Mr Corey's passing was announced by the RSL on Wednesday, with South Australian Premier Steven Marshall saying he typified the selflessness of nation's diggers.
Mr Corey enlisted in 1940 aged 22, becoming one of the original members of the 2nd/43rd battalion.
In 1941 in the Libyan port of Tobruk, the then private was among the estimated 14,000 Australian soldiers besieged by German-Italian forces commanded by General Erwin Rommel.
The Australians gave themselves the nickname the Rats of Tobruk after Radio Berlin described the garrison's defenders as "caught like rats in a trap".
Writing about his service, Mr Corey talked about dealing with dust storms, the lack of water and the constant danger of land mines.
"Land mines were everywhere and it's a wonder there were not a lot more casualties," he wrote.
"I found myself in amongst them twice and I can tell you I was glad to get out."
He said the lack of air support for the allied forces also meant the German forces could bomb at will.
"I believe we had about 1100 air raids, these could be one or I think the biggest was about 150," he said.
"I remember plainly the Tobruk area wasn't very big and the whole sky seemed to be filled with planes in batches of three. They did a blanket bombing."
Mr Marshall said Australians owed Mr Corey and his fellow servicemen and women a debt of gratitude for the sacrifices they made.
"So that future generations could enjoy the freedom and way of life we have today," the premier said.
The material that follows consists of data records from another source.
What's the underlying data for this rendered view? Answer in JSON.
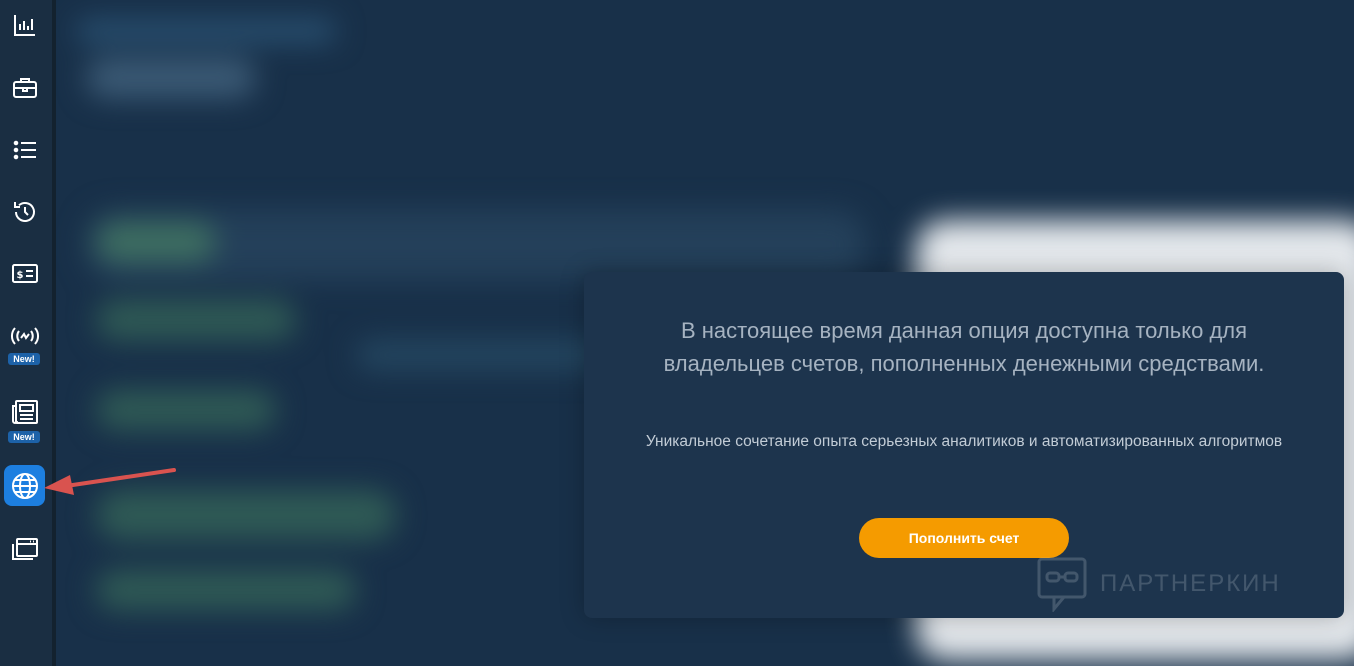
{
  "sidebar": {
    "items": [
      {
        "icon": "bar-chart-icon"
      },
      {
        "icon": "briefcase-icon"
      },
      {
        "icon": "list-icon"
      },
      {
        "icon": "history-icon"
      },
      {
        "icon": "dollar-card-icon"
      },
      {
        "icon": "broadcast-signal-icon",
        "badge": "New!"
      },
      {
        "icon": "newspaper-icon",
        "badge": "New!"
      },
      {
        "icon": "globe-icon",
        "active": true
      },
      {
        "icon": "browser-window-icon"
      }
    ]
  },
  "modal": {
    "title": "В настоящее время данная опция доступна только для владельцев счетов, пополненных денежными средствами.",
    "subtitle": "Уникальное сочетание опыта серьезных аналитиков и автоматизированных алгоритмов",
    "button_label": "Пополнить счет"
  },
  "watermark": {
    "text": "ПАРТНЕРКИН"
  },
  "colors": {
    "accent": "#1d7fe0",
    "button": "#f59b00",
    "modal_bg": "#1d344d",
    "sidebar_bg": "#1a2e42",
    "annotation_arrow": "#d9534f"
  }
}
"Bill Corey typified the humble nature and selflessness of our diggers and was very generous with his time in speaking with members of his community and many school children about the Anzac legacy."